A more troubling sign of Warnock’s radicalism is his clear record of anti-Israeli rhetoric. Warnock, a Baptist pastor in Atlanta, issued a joint statement with other religious leaders in 2019 likening America’s ally Israel to “apartheid South Africa” and Communist East Germany. “We saw the patterns that seem to have been borrowed and perfected from other previous oppressive regimes,” read the statement signed by Warnock and others following a trip to Israel. “The ever-present physical walls that wall in Palestinians in a political wall reminiscent of the Berlin Wall. . . . The heavy militarization of the West Bank, reminiscent of the military occupation of Namibia by apartheid South Africa.”

Now that he’s running for the U.S. Senate, Warnock has issued a new statement asserting he does not believe Israel is an apartheid state, but the new statement doesn’t offer any explanation for signing his name to a statement that plainly said Israel borrows practices from “oppressive regimes” such as apartheid South Africa…
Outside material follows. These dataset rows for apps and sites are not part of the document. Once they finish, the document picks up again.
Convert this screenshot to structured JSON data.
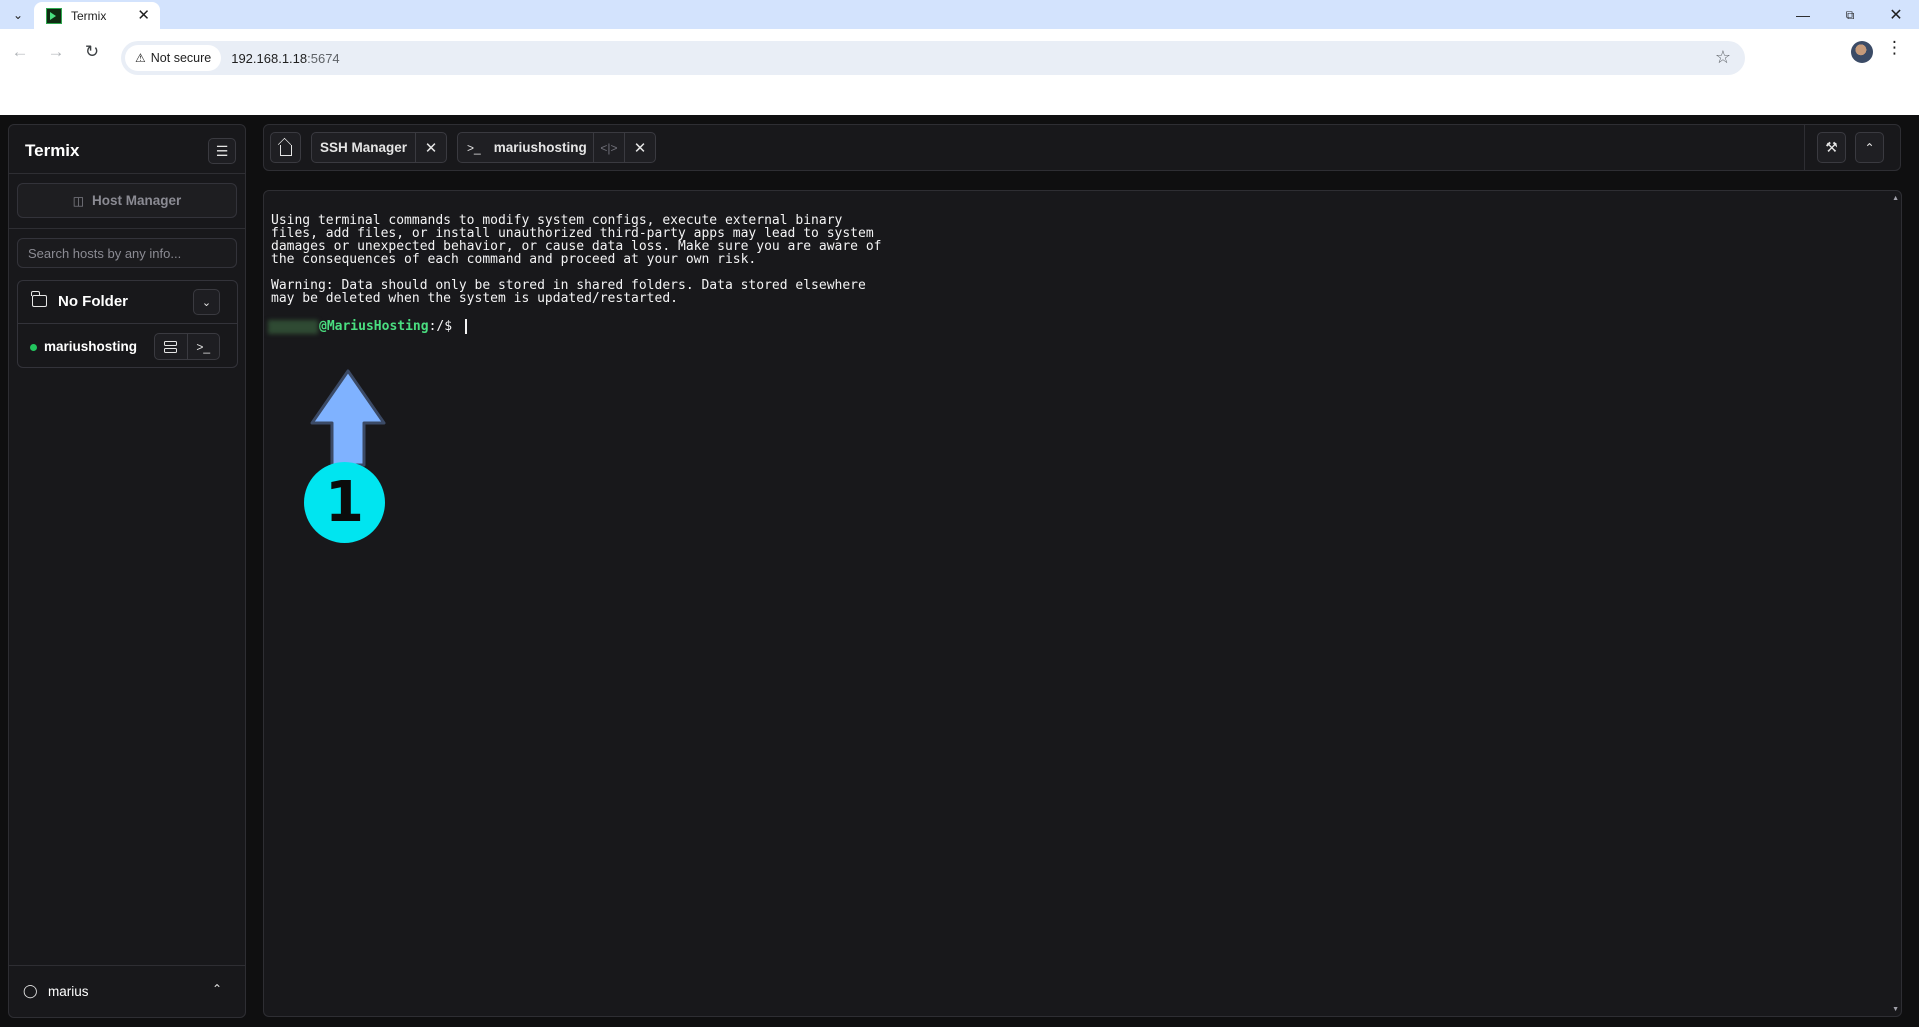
{
  "browser": {
    "tab_title": "Termix",
    "security_label": "Not secure",
    "url_host": "192.168.1.18",
    "url_port": ":5674"
  },
  "sidebar": {
    "brand": "Termix",
    "host_manager_label": "Host Manager",
    "search_placeholder": "Search hosts by any info...",
    "folder": {
      "name": "No Folder",
      "hosts": [
        {
          "name": "mariushosting",
          "status": "online",
          "status_color": "#22c55e"
        }
      ]
    },
    "user": {
      "name": "marius"
    }
  },
  "topbar": {
    "tabs": [
      {
        "label": "SSH Manager"
      },
      {
        "label": "mariushosting",
        "icon": "terminal-icon"
      }
    ]
  },
  "terminal": {
    "lines": [
      "Using terminal commands to modify system configs, execute external binary",
      "files, add files, or install unauthorized third-party apps may lead to system",
      "damages or unexpected behavior, or cause data loss. Make sure you are aware of",
      "the consequences of each command and proceed at your own risk.",
      "",
      "Warning: Data should only be stored in shared folders. Data stored elsewhere",
      "may be deleted when the system is updated/restarted."
    ],
    "prompt_host": "@MariusHosting",
    "prompt_path": ":/$ "
  },
  "annotation": {
    "step_number": "1",
    "arrow_color": "#7fb2ff",
    "badge_color": "#00e5f0"
  }
}
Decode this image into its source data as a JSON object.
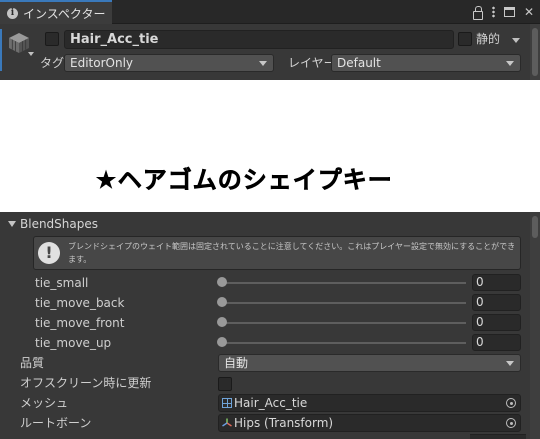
{
  "tab": {
    "label": "インスペクター",
    "icon": "info-icon"
  },
  "tab_actions": [
    "lock-icon",
    "kebab-menu-icon",
    "maximize-icon",
    "close-icon"
  ],
  "object": {
    "name": "Hair_Acc_tie",
    "active": false,
    "static_label": "静的",
    "static": false,
    "tag_label": "タグ",
    "tag_value": "EditorOnly",
    "layer_label": "レイヤー",
    "layer_value": "Default"
  },
  "heading": "★ヘアゴムのシェイプキー",
  "blendshapes": {
    "title": "BlendShapes",
    "help_text": "ブレンドシェイプのウェイト範囲は固定されていることに注意してください。これはプレイヤー設定で無効にすることができます。",
    "items": [
      {
        "label": "tie_small",
        "value": "0"
      },
      {
        "label": "tie_move_back",
        "value": "0"
      },
      {
        "label": "tie_move_front",
        "value": "0"
      },
      {
        "label": "tie_move_up",
        "value": "0"
      }
    ]
  },
  "properties": {
    "quality_label": "品質",
    "quality_value": "自動",
    "offscreen_label": "オフスクリーン時に更新",
    "offscreen_checked": false,
    "mesh_label": "メッシュ",
    "mesh_value": "Hair_Acc_tie",
    "rootbone_label": "ルートボーン",
    "rootbone_value": "Hips (Transform)"
  },
  "colors": {
    "panel_bg": "#383838",
    "accent": "#3a79bb",
    "field_bg": "#2a2a2a"
  }
}
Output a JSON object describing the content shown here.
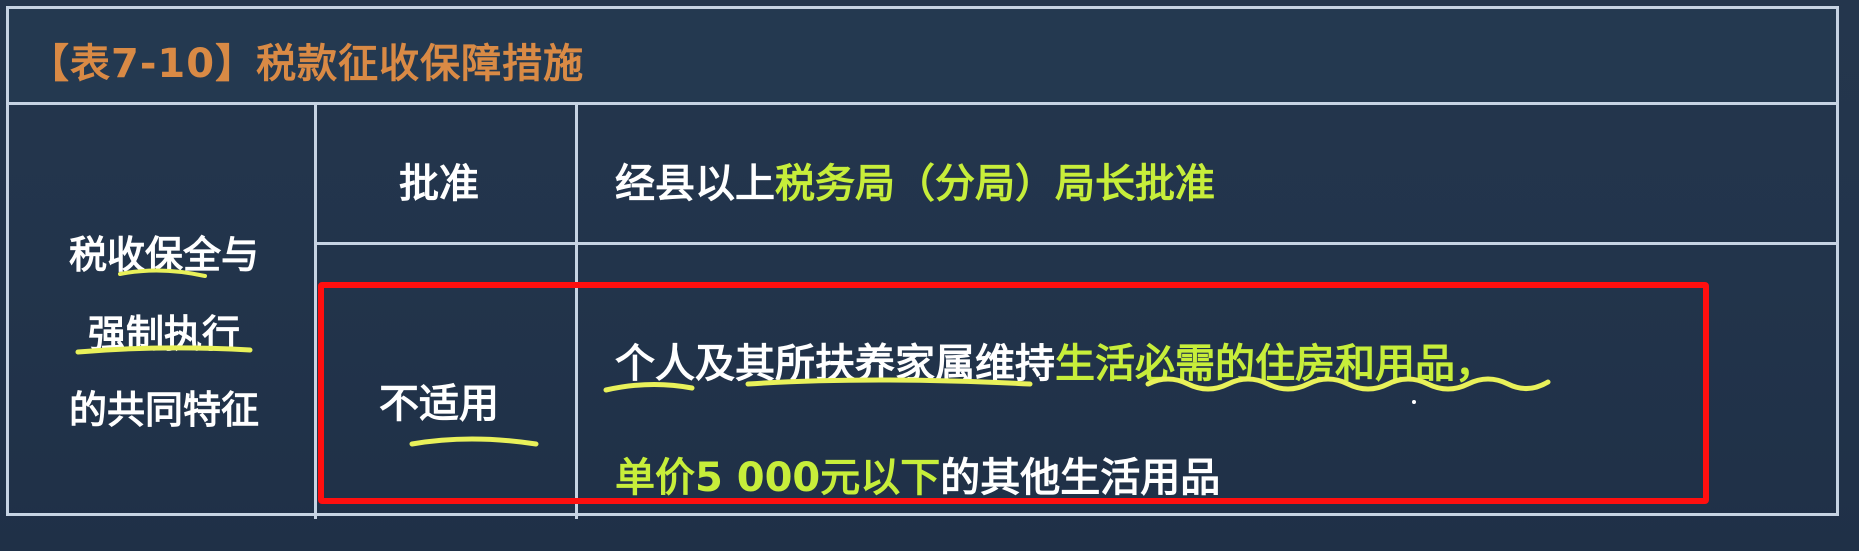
{
  "table": {
    "title": "【表7-10】税款征收保障措施",
    "left_label": {
      "line1": "税收保全与",
      "line2": "强制执行",
      "line3": "的共同特征"
    },
    "rows": [
      {
        "label": "批准",
        "content_plain": "经县以上",
        "content_highlight": "税务局（分局）局长批准"
      },
      {
        "label": "不适用",
        "line1_plain": "个人及其所扶养家属维持",
        "line1_highlight": "生活必需的住房和用品，",
        "line2_highlight": "单价5  000元以下",
        "line2_plain": "的其他生活用品"
      }
    ]
  },
  "colors": {
    "background": "#22344b",
    "grid_line": "#c6d3e3",
    "title_text": "#d98a45",
    "body_text": "#ffffff",
    "highlight_text": "#c7ee3a",
    "annotation_box": "#ff0f0f",
    "handwriting": "#e9f15a"
  }
}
The Democratic candidate’s 2020 campaign promise is impossible to reconcile with his anti-Israeli rhetoric that goes beyond the 2019 letter. “We saw the government of Israel shoot down unarmed Palestinian sisters and brothers like birds of prey,” Warnock said in a 2018 sermon. “It is wrong to shoot down God’s children like they don’t matter at all.” Warnock issued that denunciation of Israel after Hamas led a mass incursion of the Israeli border, and the Israeli military responded with the justifiable use of lethal force. But in Warnock’s telling, Israelis are “birds of prey” who viciously kill innocent Palestinians, who are “brothers and sisters.”